Titel: 18800 Bewegungen und 1000 Worte, an deren Ende wir alle 30 Minuten älter sein werden – Ein getanzter Vortrag
12. October 2013: Symposium of Society for Dance Research at Middlesex University. London ‚New Visions on Dance‘
Titel: Dancing Age(ing): An improvisation-based performance of 18800 movements and 1000 words during which we grow 30 minutes older
12.-14. September 2013: 4. Werkstattgesprächs des Interdisziplinären Arbeitskreises Ambivalenz
„Ambivalenz und soziale Praxis“ Inter- und intrapersonale Potenziale ambivalenter Erfahrungen
Institut für Soziologie, Westfälische Wilhelms-Universität Münster
Titel: Performing the Ambiguity of Age(ing) – Ein getanzter Vortrag
6. – 9. June 2013: ‚Tanzkongress‘ im Tanzhaus Düsseldorf
Titel: Dance in a Critical Discourse on Ageing / Tanz im kritischen Diskurs über das Altern
Respondent: Katherine Mezur

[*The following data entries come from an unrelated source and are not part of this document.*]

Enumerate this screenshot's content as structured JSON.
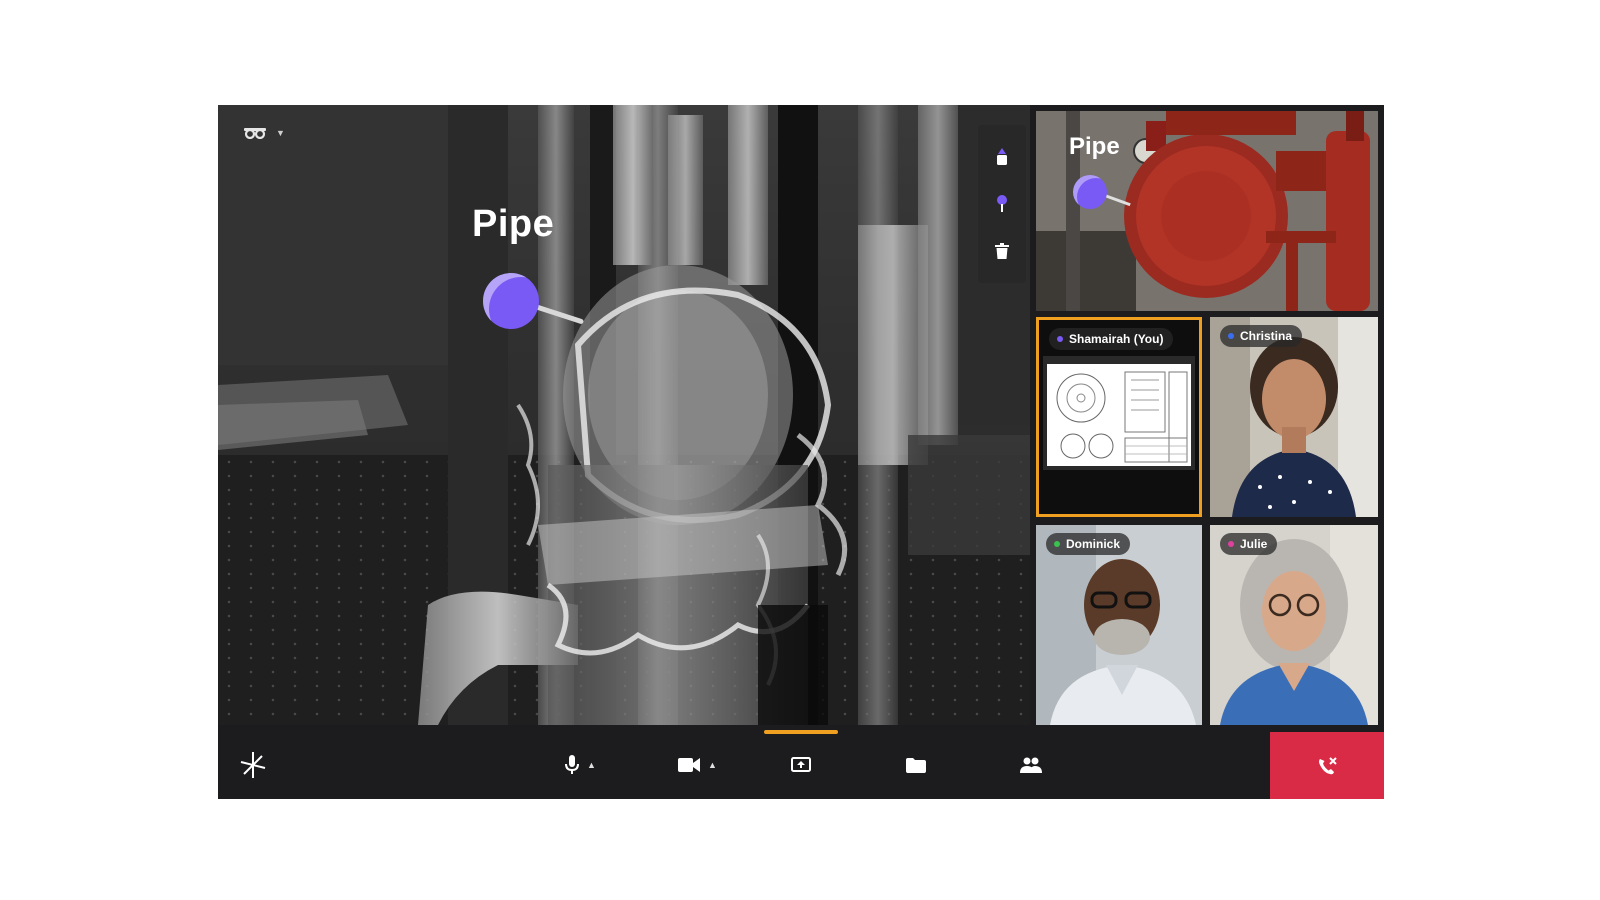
{
  "viewport": {
    "annotation_label": "Pipe",
    "view_mode_icon": "headset-icon",
    "tools": [
      {
        "name": "pointer-tool",
        "icon": "pointer-tool-icon"
      },
      {
        "name": "pin-tool",
        "icon": "pin-icon"
      },
      {
        "name": "delete-tool",
        "icon": "trash-icon"
      }
    ]
  },
  "shared_feed": {
    "annotation_label": "Pipe"
  },
  "participants": [
    {
      "name": "Shamairah (You)",
      "dot_color": "#7a5af5"
    },
    {
      "name": "Christina",
      "dot_color": "#3a6ef0"
    },
    {
      "name": "Dominick",
      "dot_color": "#3cc050"
    },
    {
      "name": "Julie",
      "dot_color": "#e040a0"
    }
  ],
  "controls": {
    "logo_icon": "asterisk-logo-icon",
    "mic_icon": "microphone-icon",
    "camera_icon": "video-camera-icon",
    "share_icon": "screen-share-icon",
    "files_icon": "folder-icon",
    "people_icon": "people-icon",
    "end_call_icon": "end-call-icon"
  },
  "colors": {
    "accent": "#f0a020",
    "pin": "#7a5af5",
    "end_call": "#d92b45"
  }
}
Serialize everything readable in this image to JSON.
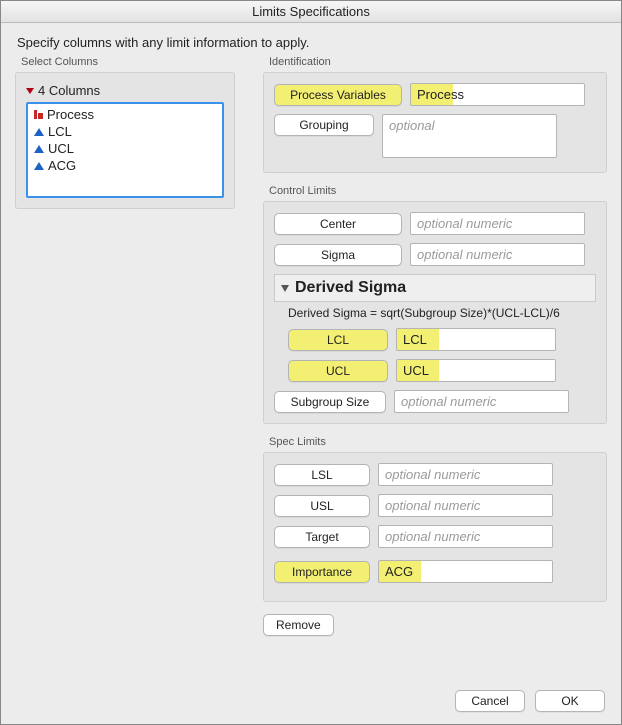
{
  "window": {
    "title": "Limits Specifications"
  },
  "instruction": "Specify columns with any limit information to apply.",
  "columnsPanel": {
    "label": "Select Columns",
    "header": "4 Columns",
    "items": [
      {
        "name": "Process",
        "type": "nominal"
      },
      {
        "name": "LCL",
        "type": "continuous"
      },
      {
        "name": "UCL",
        "type": "continuous"
      },
      {
        "name": "ACG",
        "type": "continuous"
      }
    ]
  },
  "identification": {
    "label": "Identification",
    "processVars": {
      "button": "Process Variables",
      "value": "Process"
    },
    "grouping": {
      "button": "Grouping",
      "placeholder": "optional"
    }
  },
  "controlLimits": {
    "label": "Control Limits",
    "center": {
      "button": "Center",
      "placeholder": "optional numeric"
    },
    "sigma": {
      "button": "Sigma",
      "placeholder": "optional numeric"
    },
    "derived": {
      "title": "Derived Sigma",
      "formula": "Derived Sigma = sqrt(Subgroup Size)*(UCL-LCL)/6",
      "lcl": {
        "button": "LCL",
        "value": "LCL"
      },
      "ucl": {
        "button": "UCL",
        "value": "UCL"
      },
      "subgroup": {
        "button": "Subgroup Size",
        "placeholder": "optional numeric"
      }
    }
  },
  "specLimits": {
    "label": "Spec Limits",
    "lsl": {
      "button": "LSL",
      "placeholder": "optional numeric"
    },
    "usl": {
      "button": "USL",
      "placeholder": "optional numeric"
    },
    "target": {
      "button": "Target",
      "placeholder": "optional numeric"
    },
    "importance": {
      "button": "Importance",
      "value": "ACG"
    }
  },
  "actions": {
    "remove": "Remove",
    "cancel": "Cancel",
    "ok": "OK"
  },
  "colors": {
    "highlight": "#f2ef73"
  }
}
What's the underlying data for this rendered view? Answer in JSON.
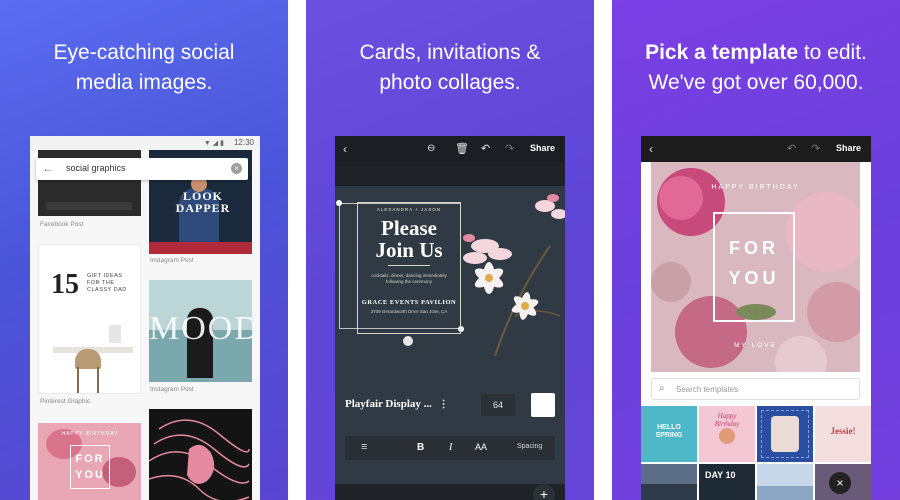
{
  "panels": [
    {
      "caption_line1": "Eye-catching social",
      "caption_line2": "media images."
    },
    {
      "caption_line1": "Cards, invitations &",
      "caption_line2": "photo collages."
    },
    {
      "caption_bold": "Pick a template",
      "caption_rest": " to edit.",
      "caption_line2": "We've got over 60,000."
    }
  ],
  "phone1": {
    "time": "12:30",
    "search_query": "social graphics",
    "tiles": {
      "look_dapper": "LOOK DAPPER",
      "gift_number": "15",
      "gift_text": "GIFT IDEAS FOR THE CLASSY DAD",
      "mood": "MOOD",
      "for_you": "FOR YOU",
      "happy_birthday": "HAPPY BIRTHDAY"
    },
    "labels": {
      "facebook_post": "Facebook Post",
      "instagram_post_1": "Instagram Post",
      "instagram_post_2": "Instagram Post",
      "pinterest_graphic": "Pinterest Graphic"
    }
  },
  "phone2": {
    "share": "Share",
    "invite": {
      "names": "ALEXANDRA + JASON",
      "headline1": "Please",
      "headline2": "Join Us",
      "details": "cocktails, dinner, dancing immediately following the ceremony",
      "venue": "GRACE EVENTS PAVILION",
      "address": "3709 Gerardworth Drive San Jose, CA"
    },
    "font_name": "Playfair Display ...",
    "font_size": "64",
    "format_bold": "B",
    "format_italic": "I",
    "format_case": "AA",
    "format_spacing": "Spacing",
    "add_label": "+"
  },
  "phone3": {
    "share": "Share",
    "card": {
      "happy_birthday": "HAPPY BIRTHDAY",
      "line1": "FOR",
      "line2": "YOU",
      "signoff": "MY LOVE"
    },
    "search_placeholder": "Search templates",
    "thumbnails": [
      "HELLO SPRING",
      "Happy Birthday",
      "",
      "Jessie!",
      "",
      "DAY 10",
      "",
      ""
    ]
  },
  "colors": {
    "panel1": "#4a55d8",
    "panel2": "#5e46d6",
    "panel3": "#6a40dc",
    "editor_dark": "#1f2328",
    "accent_pink": "#e85a7a"
  }
}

1. June 2013: ‚Contact Samstag‘ – One festival day with CI classes, outstanding CI teachers, evening jam, organic food, chill out, lecture, discussions
Titel: The Fountain of Youth: Dance in a Critical Discourse on Ageing

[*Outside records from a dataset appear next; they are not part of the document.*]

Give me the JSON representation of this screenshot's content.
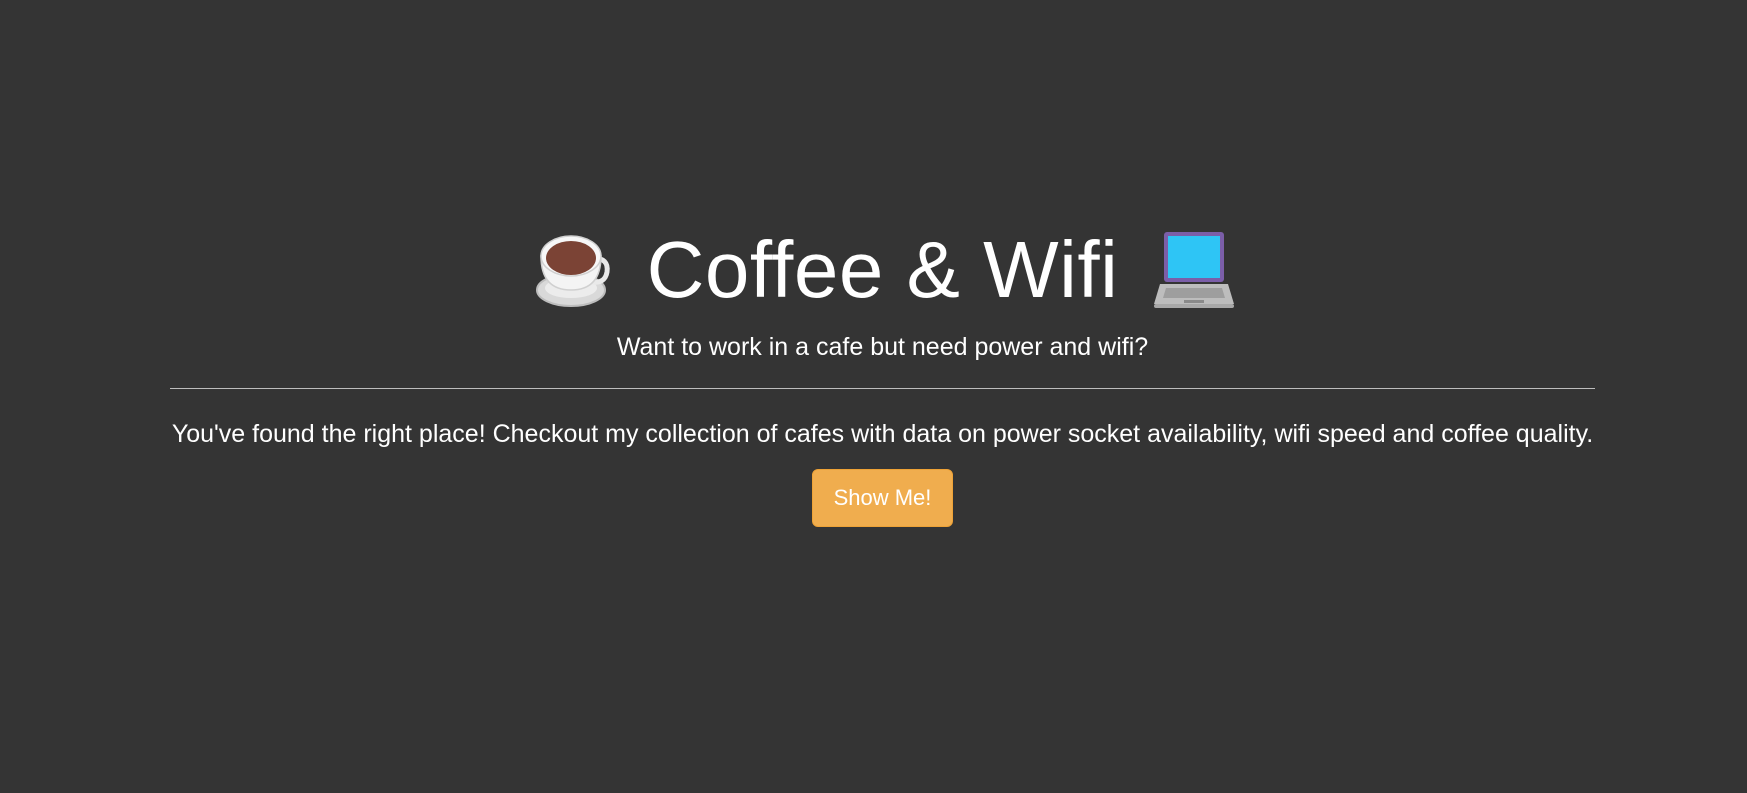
{
  "hero": {
    "title": "Coffee & Wifi",
    "left_icon": "coffee-cup-icon",
    "right_icon": "laptop-icon",
    "subtitle": "Want to work in a cafe but need power and wifi?",
    "body": "You've found the right place! Checkout my collection of cafes with data on power socket availability, wifi speed and coffee quality.",
    "button_label": "Show Me!"
  },
  "colors": {
    "background": "#343434",
    "text": "#ffffff",
    "button": "#f0ad4e",
    "divider": "#bdbdbd"
  }
}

My PhD research engages with the premise that Western artistic dance can be seen as holding an interesting multi-layered position in relation to age(ing). On one hand, it most often focuses on youthful physicality and therefore takes part in an unquestioned marginalisation of ageing bodies, which, according to critical age studies (Woodward 1999, Gullette 2004, Lipscomb/ Marshall 2010), pervades Western culture as a whole. On the other hand, it is a potential site of experiencing and presenting human bodies in new and unexpected ways. Therefore dance may also enable ways of appreciating our bodily being beyond a narrow focus on athleticism and an attractiveness, which is commonly assured by youthfulness.
My research focuses on improvisation-based dance making. My main argument is, that improvisation-based dance forms and their specific working methods may offer ways of practicing and performing dance that have the potential to challenge previously unquestioned understandings of age(ing) in the field of dance and possibly beyond.

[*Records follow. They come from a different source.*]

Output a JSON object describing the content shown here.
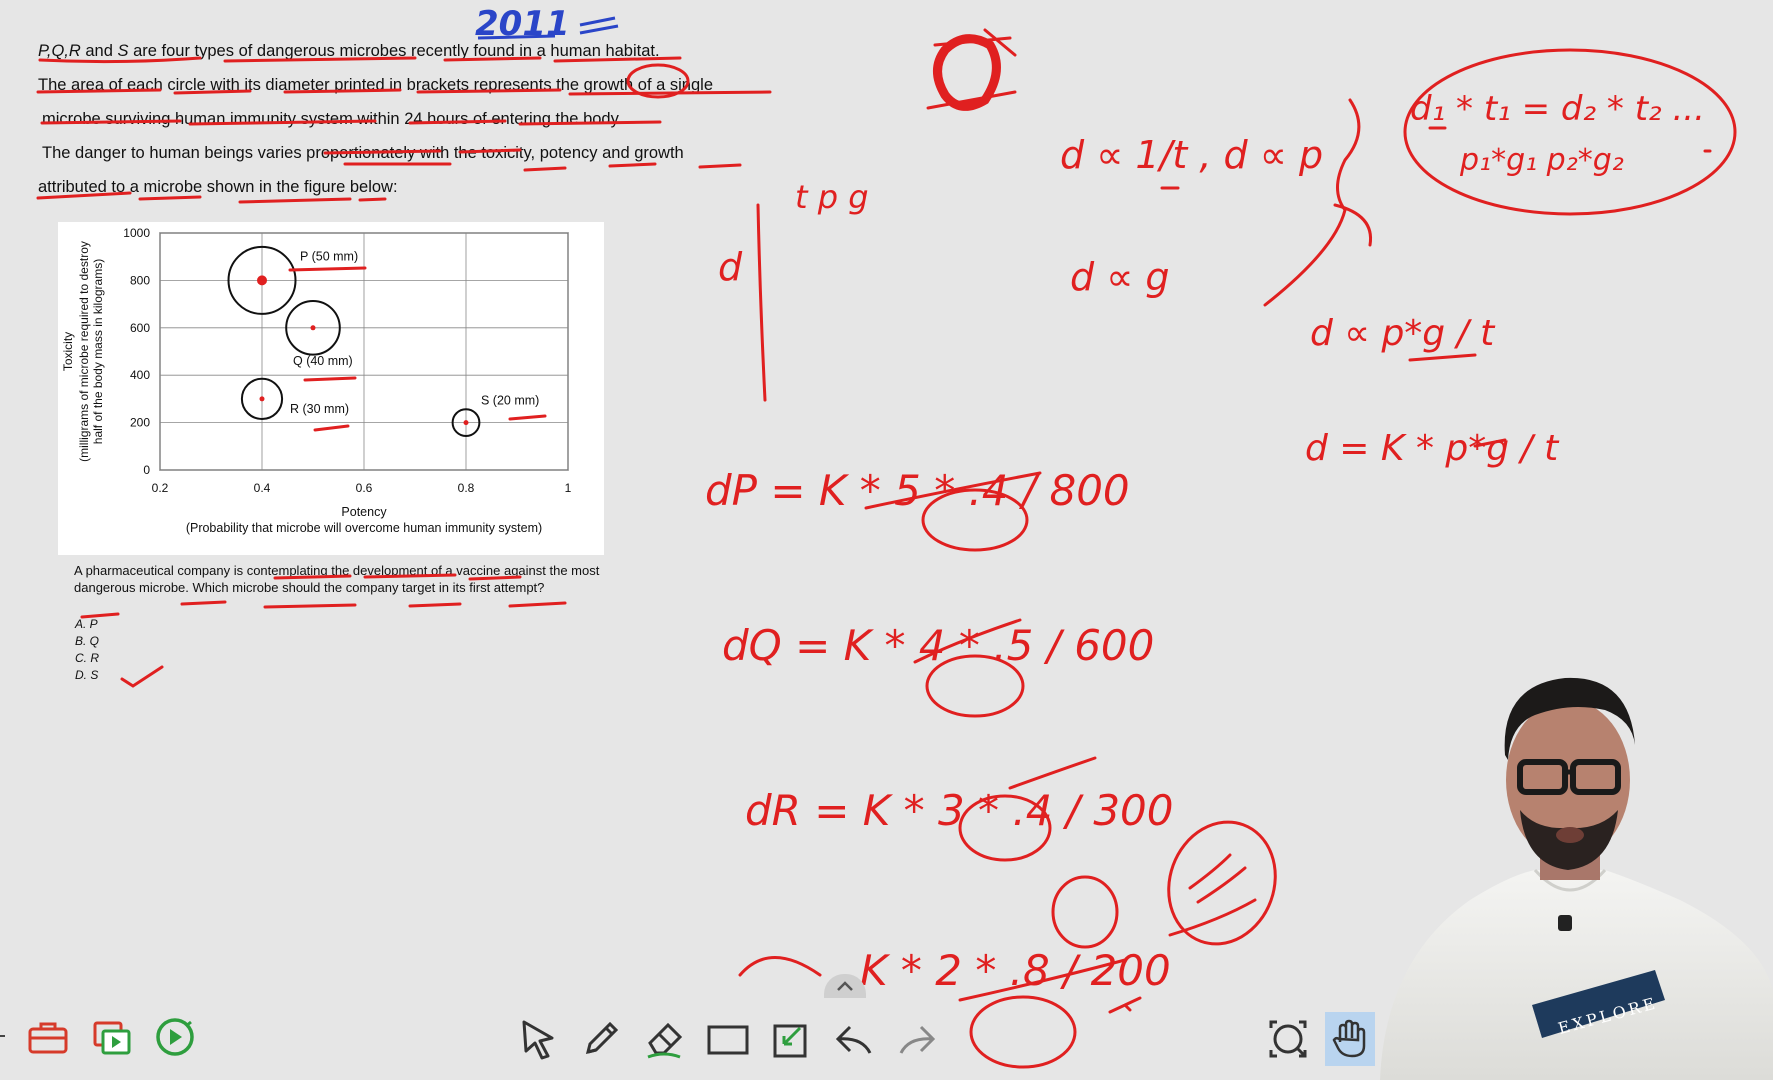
{
  "question": {
    "line1_vars": "P,Q,R",
    "line1_and": " and ",
    "line1_s": "S",
    "line1_rest": " are four types of dangerous microbes recently found in a human habitat.",
    "line2": "The area of each circle with its diameter printed in brackets represents the growth of a single",
    "line3": "microbe surviving human immunity system within 24 hours of entering the body.",
    "line4": "The danger to human beings varies proportionately with the toxicity, potency and growth",
    "line5": "attributed to a microbe shown in the figure below:"
  },
  "chart_data": {
    "type": "scatter",
    "xlabel": "Potency",
    "xlabel_sub": "(Probability that microbe will overcome human immunity system)",
    "ylabel": "Toxicity",
    "ylabel_sub1": "(milligrams of microbe required to destroy",
    "ylabel_sub2": "half of the body mass in kilograms)",
    "xlim": [
      0.2,
      1
    ],
    "ylim": [
      0,
      1000
    ],
    "xticks": [
      "0.2",
      "0.4",
      "0.6",
      "0.8",
      "1"
    ],
    "yticks": [
      "0",
      "200",
      "400",
      "600",
      "800",
      "1000"
    ],
    "grid": true,
    "points": [
      {
        "label": "P (50 mm)",
        "x": 0.4,
        "y": 800,
        "diameter_mm": 50
      },
      {
        "label": "Q (40 mm)",
        "x": 0.5,
        "y": 600,
        "diameter_mm": 40
      },
      {
        "label": "R (30 mm)",
        "x": 0.4,
        "y": 300,
        "diameter_mm": 30
      },
      {
        "label": "S (20 mm)",
        "x": 0.8,
        "y": 200,
        "diameter_mm": 20
      }
    ]
  },
  "subquestion": {
    "text": "A pharmaceutical company is contemplating the development of a vaccine against the most dangerous microbe. Which microbe should the company target in its first attempt?",
    "options": [
      "A. P",
      "B. Q",
      "C. R",
      "D. S"
    ]
  },
  "annotations": {
    "year": "2011",
    "d_prop_1_over_t": "d ∝ 1/t , d ∝ p",
    "d_prop_g": "d ∝ g",
    "boxed_ratio_top": "d₁ * t₁ = d₂ * t₂ ...",
    "boxed_ratio_bottom": "p₁*g₁   p₂*g₂",
    "d_prop_pg_t": "d ∝ p*g / t",
    "d_eq": "d = K * p*g / t",
    "axis_head": "t  p  g",
    "axis_d": "d",
    "dp": "dP = K * 5 * .4 / 800",
    "dq": "dQ = K * 4 * .5 / 600",
    "dr": "dR = K * 3 * .4 / 300",
    "ds": "K * 2 * .8 / 200"
  },
  "colors": {
    "ink_red": "#e02020",
    "ink_blue": "#2a45c8",
    "background": "#e6e6e6",
    "toolbar_red": "#d63a2a",
    "toolbar_green": "#2e9e3e"
  },
  "toolbar": {
    "left_icons": [
      "toolbox-icon",
      "media-icon",
      "play-icon"
    ],
    "mid_icons": [
      "pointer-icon",
      "pen-icon",
      "eraser-icon",
      "rectangle-icon",
      "check-box-icon",
      "undo-icon",
      "redo-icon"
    ],
    "right_icons": [
      "zoom-fit-icon",
      "hand-icon"
    ]
  },
  "presenter": {
    "shirt_text": "EXPLORE"
  }
}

The research unfolds from the hypothesis that it needs an in-depth engagement with the practice of improvisation-based dance and the working conditions negotiated in the practice to reveal if and how such an age-critical potential might be realised. My research approach, therefore, uses artistic practice as the primary mode of enquiry, interacting with and framed by an analysis of other artists’ approaches and the theoretical insights of critical age studies, which challenge dominant representations of the ageing body, a stereotypical understanding of the life course, and a gendered bias in regard to the social impact and consequences of getting older.
So far my research, approached as an evolving embodied Practice as Research mode of enquiry in dance, is realised by actively intertwining three distinct but interdependent modes of research engagement.
1. Modes of Artistic Enquiry
I have developed ‘Solo Partnering’ as a long-term improvisational studio practice and ‘Performing Age(ing)’ as a specific choreographic process. Both practices grapple with the theme of age(ing) creatively whilst further offering propositions for re-thinking working methods/ structures for mid-life dance artists.
2. Modes of Documentation
Through a detailed written practice logbook and video documentation of my working processes and performances I have implemented documentation methods that trace the practice and allow me to reconstruct and reflect the steps taken in my practical enquiry of Solo Partnering and Performing Age(ing) in the written part of the thesis.
3. Modes of Contextual and Theoretical Reflection
The development of a critical, reflective position towards my research subject allows me to articulate the presumptions, creative strategies and age critical potential inherent in/ developed by my artistic practice. This critical position is gained through examining critical age studies, other artists’ approaches, relevant literature on dance, as well as through interviews with acclaimed older dance makers, participant observations and the on-going drafting of ideas and questions arising throughout the research process.